When the cause of a fracture is obvious, as in the case of trauma, the symptoms are also usually obvious: pain, swelling, and a limb that looks deformed or out of place. Not all broken bones are immediately obvious, though. A minor fracture or a fracture that doesn’t cause the bones to separate may not cause a broken appearance. Symptoms may include pain and swelling, difficulty moving part of the body, bruising, numbness, or tingling.
Bone breaks may be painful but minor, requiring time to heal. In some cases, though, the break may be more serious and has the potential to cause immediate harm or lasting damage. For instance, a broken bone can cause compartment syndrome, causing blood flow to be cut off to part of the body resulting in cell and tissue death. A break may also cause a blood clot to form, which can be fatal if not treated.
A broken bone or broken bones may cause organ damage, especially when bones are broken in the trunk, such as a rib. A wound from a broken bone may get infected. An accident that results in broken bones may also cause a person to go into shock. This can be fatal if not treated right away. Fractures may also not heal properly or may cause other complications that result in chronic pain, limited mobility, and permanent disability.
Diagnosing and Treating Fractures
If a fracture is not obvious it can typically be diagnosed with an imaging scan. An X-ray is usually good enough to detect most breaks, but hairline fractures are hard to see. A CT scan or MRI can be used to determine if there are smaller breaks or fractures that cannot be detected on an X-ray.
The most common treatment for a broken bone is to splint it or use a cast. This helps to keep the bone stable and in the correct position while it heals. Moving the bone can cause the fracture to re-break and slows the healing process. Bones that are difficult to cast may be wrapped. For severe fractures and breaks, surgery may be needed to repair the damage. Pins may be used to hold fragments of bones together.
Fractures in Maritime Jobs
Bone breaks in maritime jobs are most often caused by traumatic accidents. Possible causes of maritime fractures include slip and fall accidents, strikes from cargo, equipment, or machinery like cranes, vehicle accidents in ports, explosions that cause parts to fly away and strike workers, and accidents such as groundings or collisions that cause workers to fall or be struck by objects.

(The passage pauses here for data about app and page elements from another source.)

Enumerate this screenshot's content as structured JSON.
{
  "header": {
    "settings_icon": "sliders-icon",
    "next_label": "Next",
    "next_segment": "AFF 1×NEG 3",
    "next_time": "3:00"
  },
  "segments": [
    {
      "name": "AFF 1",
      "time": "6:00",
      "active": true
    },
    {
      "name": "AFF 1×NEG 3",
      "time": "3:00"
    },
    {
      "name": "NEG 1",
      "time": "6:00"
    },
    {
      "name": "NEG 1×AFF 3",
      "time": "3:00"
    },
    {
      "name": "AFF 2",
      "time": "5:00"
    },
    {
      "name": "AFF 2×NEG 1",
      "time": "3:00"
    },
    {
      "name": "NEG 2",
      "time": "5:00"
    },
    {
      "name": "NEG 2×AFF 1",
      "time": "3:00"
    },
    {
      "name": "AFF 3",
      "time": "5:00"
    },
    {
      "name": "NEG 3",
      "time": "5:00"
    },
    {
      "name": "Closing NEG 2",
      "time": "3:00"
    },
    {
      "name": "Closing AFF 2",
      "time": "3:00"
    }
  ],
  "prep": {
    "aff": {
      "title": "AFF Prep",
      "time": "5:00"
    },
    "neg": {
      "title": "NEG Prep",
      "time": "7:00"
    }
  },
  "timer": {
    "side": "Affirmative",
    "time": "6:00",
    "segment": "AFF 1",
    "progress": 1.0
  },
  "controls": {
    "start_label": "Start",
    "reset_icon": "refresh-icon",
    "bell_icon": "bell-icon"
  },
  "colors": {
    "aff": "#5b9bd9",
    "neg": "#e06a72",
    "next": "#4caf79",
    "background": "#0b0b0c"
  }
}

There are many examples of people suffering broken bones as a result of maritime accidents, including recent incidents. In Gran Canaria recently, a car ferry crashed into a wall in the harbor. Five people on board were taken to the hospital for treatment and one suffered broken bones from the collision. In Australia earlier in the year two boats collided with each other causing one death and broken bones in another victim. As with car crashes, these types of accidents can cause serious bodily damage.
What to Do if You Suffer Broken Bones on the Job
Maritime accidents can easily result in broken bones, which may be serious enough to cause major damage, harm to organs, disability, chronic pain, and other issues. In many cases the accidents that lead to these fractures were preventable. Poor judgment by crew, failure to fix or maintain equipment, inadequate training, lack of communication equipment, and even substance use in crew can all result in accidents that cause fractures. In many of these cases, negligence can be determined and the employer may be considered liable.
If you suffer a fracture in a maritime accident, get medical attention right away. Keep your records of treatment and file an accident report. If you feel that negligence was involved, be sure to contact a maritime lawyer and refuse to sign any agreements brought to you by your employer or the insurance company. Your lawyer can help you determine if these agreements are fair or if you are entitled to more compensation. A serious fracture could cost you the ability to work and earn an income or months of rehabilitation. If you are seriously injured, maritime laws may help you get the compensation you need.